This is a difficult issue to be reckoned with. On one hand, the Cambodian people are getting impatient and frustrated with the pace of the tribunal, not to mention that the latter has lost a lot of credibility. On the other, is it right to send out a message that those who were merely carrying out orders should escape punishment? The Rome Statute of the International Criminal Court, in which the Khmer Rouge Tribunal relies upon, clearly stated that command responsibility is a crime.

I think that somehow, the tribunal has lost its essence and visibility. Instead of focussing on seeking justice, it has wasted a lot of time and money on solving internal problems. Let’s hope that the victims do not need to wait much longer as the trials begin this year. If anything else, let’s hope too that the UN will learn some lessons from this.

Monday, February 2, 2009

BBC slammed for refusing to air appeal for crisis in Gaza

After the ceasefire between Hamas and the Israeli government in the past few weeks, many aid appeals have been launched by various organizations. Tens of thousands of people in Gaza are left homeless as houses and buildings were being bombarded to shreds. Medical supplies are running low for those who are injured and many more  are waiting for food and shelter. Unless we want more people and children to die from injuries, diseases, malnutrition, dehydration and starvation, sufficient aid needs to reach them as soon as possible.

BBC was recently criticized by many including the British members of Parliament, for its decision not to air any aid appeal for the humanitarian crisis in Gaza. Its justification was that they want to be seen as impartial in this crisis. Their logic seems to lie on the assumption that if they air such an appeal, the world would think that they are on the Palestinian side.

I think BBC stands to be corrected on its understanding of humanitarian aid. The humanitarian concept itself carries the notion of non-political and impartiality which is one of the reasons why the International Committee of Red Cross (ICRC) has long being seen as one of the leading humanitarian institutions, given access to many political hotspot areas. The whole concept of humanitarian law was created after the founding fathers (mainly Henry Dunant, a Swiss businessman) of ICRC saw the number of injured and dying civilians and soldiers at the Battle of Solferino. He and several others thought that whether the injured person was a soldier, prisoner of war, civilian, child or woman, he/she deserved to be given medical treatment.
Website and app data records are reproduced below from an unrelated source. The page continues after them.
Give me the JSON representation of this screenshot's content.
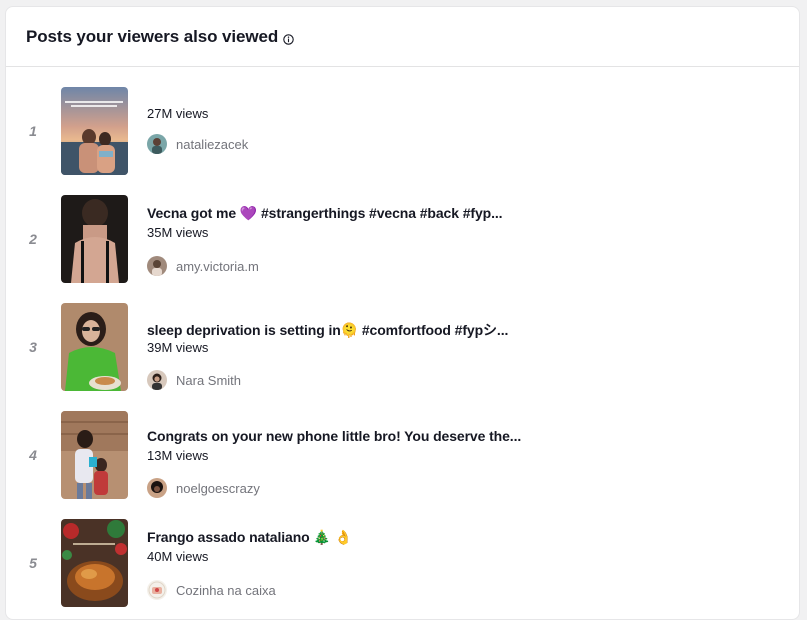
{
  "header": {
    "title": "Posts your viewers also viewed"
  },
  "posts": [
    {
      "rank": "1",
      "caption": "",
      "views": "27M views",
      "author": "nataliezacek"
    },
    {
      "rank": "2",
      "caption": "Vecna got me 💜 #strangerthings #vecna #back #fyp...",
      "views": "35M views",
      "author": "amy.victoria.m"
    },
    {
      "rank": "3",
      "caption": "sleep deprivation is setting in🫠 #comfortfood #fypシ...",
      "views": "39M views",
      "author": "Nara Smith"
    },
    {
      "rank": "4",
      "caption": "Congrats on your new phone little bro! You deserve the...",
      "views": "13M views",
      "author": "noelgoescrazy"
    },
    {
      "rank": "5",
      "caption": "Frango assado nataliano 🎄 👌",
      "views": "40M views",
      "author": "Cozinha na caixa"
    }
  ]
}
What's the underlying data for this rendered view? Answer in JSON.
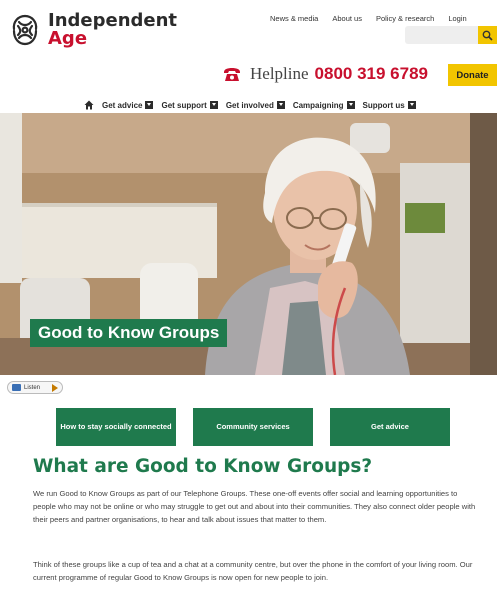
{
  "header": {
    "logo_line1": "Independent",
    "logo_line2": "Age",
    "top_links": [
      "News & media",
      "About us",
      "Policy & research",
      "Login"
    ],
    "search_icon": "search-icon",
    "helpline_label": "Helpline",
    "helpline_number": "0800 319 6789",
    "donate_label": "Donate"
  },
  "nav": {
    "items": [
      "Get advice",
      "Get support",
      "Get involved",
      "Campaigning",
      "Support us"
    ]
  },
  "hero": {
    "title": "Good to Know Groups"
  },
  "listen": {
    "label": "Listen"
  },
  "quick_links": [
    "How to stay socially connected",
    "Community services",
    "Get advice"
  ],
  "content": {
    "heading": "What are Good to Know Groups?",
    "paragraph1": "We run Good to Know Groups as part of our Telephone Groups. These one-off events offer social and learning opportunities to people who may not be online or who may struggle to get out and about into their communities. They also connect older people with their peers and partner organisations, to hear and talk about issues that matter to them.",
    "paragraph2": "Think of these groups like a cup of tea and a chat at a community centre, but over the phone in the comfort of your living room. Our current programme of regular Good to Know Groups is now open for new people to join."
  },
  "colors": {
    "brand_green": "#1f7a4d",
    "brand_red": "#c8102e",
    "accent_yellow": "#f2c500"
  }
}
In order to simplify the concept, I shall provide you with an example of a doctor. In essence, a doctor’s main duty is to provide treatment to his/her patients regardless of gender, political affiliations, etc. Such duty is seen to be so important that doctors are being stationed in prisons, refugee camps, conflict areas, etc. It is not a doctor’s job to determine who deserves medical treatment or not, even if the person is convicted of war crimes, crimes against humanity or genocide. This is where the principle of impartiality comes about.

So when the BBC justified its refusal to air humanitarian appeal for Gaza by claiming that it wants to remain impartial, not only has it defied its moral obligation as an international broadcasting agency, it went against the whole principle of providing humanitarian aid. When it comes to giving humanitarian aid, it has nothing to do with who is right or wrong, whose side is it on but simply because it is a necessity.
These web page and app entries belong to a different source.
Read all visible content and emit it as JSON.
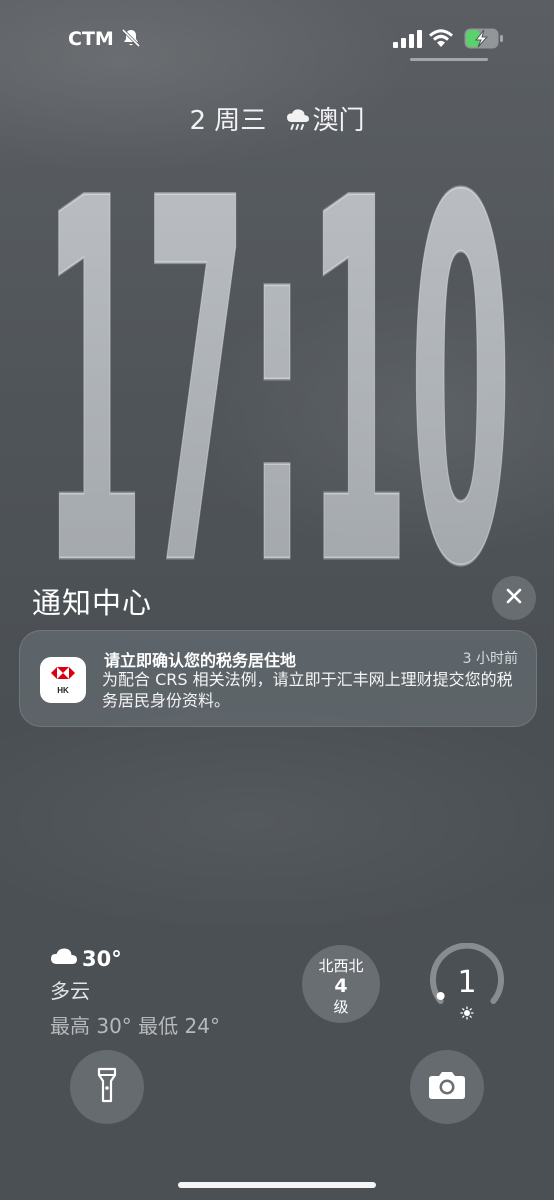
{
  "status_bar": {
    "carrier": "CTM",
    "icons": [
      "bell-slash-icon",
      "cellular-signal-icon",
      "wifi-icon",
      "battery-charging-icon"
    ],
    "battery_color": "#5ad16a"
  },
  "lock_screen": {
    "date": "2 周三",
    "weather_icon": "cloud-rain-icon",
    "city": "澳门",
    "time": "17:10"
  },
  "notification_center": {
    "title": "通知中心",
    "clear_icon": "close-icon",
    "notifications": [
      {
        "app_icon": "hsbc-hk-icon",
        "app_badge_text": "HK",
        "title": "请立即确认您的税务居住地",
        "time": "3 小时前",
        "body": "为配合 CRS 相关法例，请立即于汇丰网上理财提交您的税务居民身份资料。"
      }
    ]
  },
  "widgets": {
    "weather": {
      "icon": "cloud-icon",
      "temperature": "30°",
      "condition": "多云",
      "high_low": "最高 30° 最低 24°"
    },
    "wind": {
      "direction": "北西北",
      "level": "4",
      "unit": "级"
    },
    "uv": {
      "value": "1",
      "icon": "sun-icon"
    }
  },
  "quick_actions": {
    "flashlight_icon": "flashlight-icon",
    "camera_icon": "camera-icon"
  }
}
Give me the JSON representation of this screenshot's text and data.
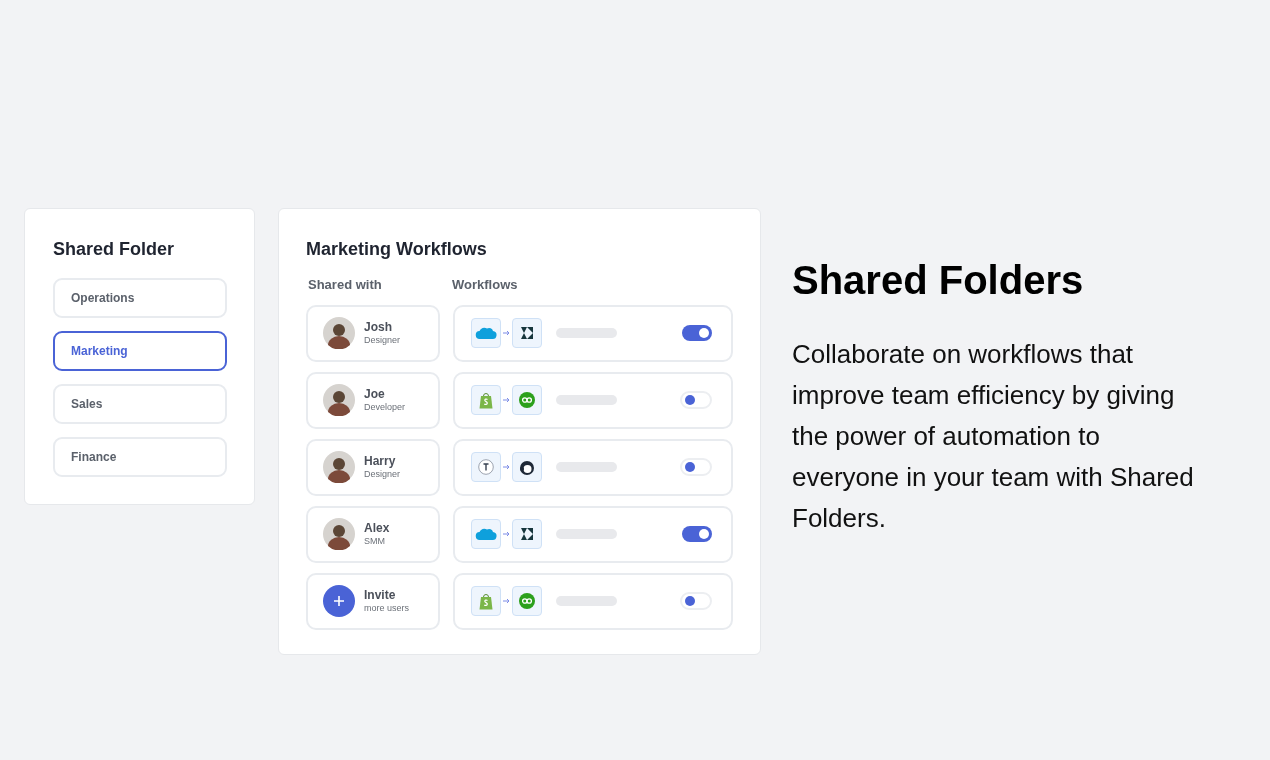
{
  "folders": {
    "title": "Shared Folder",
    "items": [
      {
        "label": "Operations",
        "selected": false
      },
      {
        "label": "Marketing",
        "selected": true
      },
      {
        "label": "Sales",
        "selected": false
      },
      {
        "label": "Finance",
        "selected": false
      }
    ]
  },
  "workflows": {
    "title": "Marketing Workflows",
    "columns": [
      "Shared with",
      "Workflows"
    ],
    "rows": [
      {
        "user": {
          "kind": "person",
          "name": "Josh",
          "role": "Designer"
        },
        "workflow": {
          "kind": "cloud-to-z",
          "on": true
        }
      },
      {
        "user": {
          "kind": "person",
          "name": "Joe",
          "role": "Developer"
        },
        "workflow": {
          "kind": "bag-to-circle",
          "on": false
        }
      },
      {
        "user": {
          "kind": "person",
          "name": "Harry",
          "role": "Designer"
        },
        "workflow": {
          "kind": "t-to-head",
          "on": false
        }
      },
      {
        "user": {
          "kind": "person",
          "name": "Alex",
          "role": "SMM"
        },
        "workflow": {
          "kind": "cloud-to-z",
          "on": true
        }
      },
      {
        "user": {
          "kind": "invite",
          "name": "Invite",
          "role": "more users"
        },
        "workflow": {
          "kind": "bag-to-circle",
          "on": false
        }
      }
    ]
  },
  "feature": {
    "title": "Shared Folders",
    "description": "Collaborate on workflows that improve team efficiency by giving the power of automation to everyone in your team with Shared Folders."
  }
}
By taking a stand that it wants to be impartial and hence willing to compromise the tens of thousands of people’s life is not being humanitarian and in a way, not being impartial. True impartiality comes about when one does not judge or care  who or where is the person from but by virtue that he/she is a person in need of aid.  By saying that we don’t want to be seen as supporting Gaza can be interpreted as we want to remain impartial to the Israeli government. At the end of the day, a huge majority of Gazans who are in desperate need of aid are those who are not responsible for the conflict.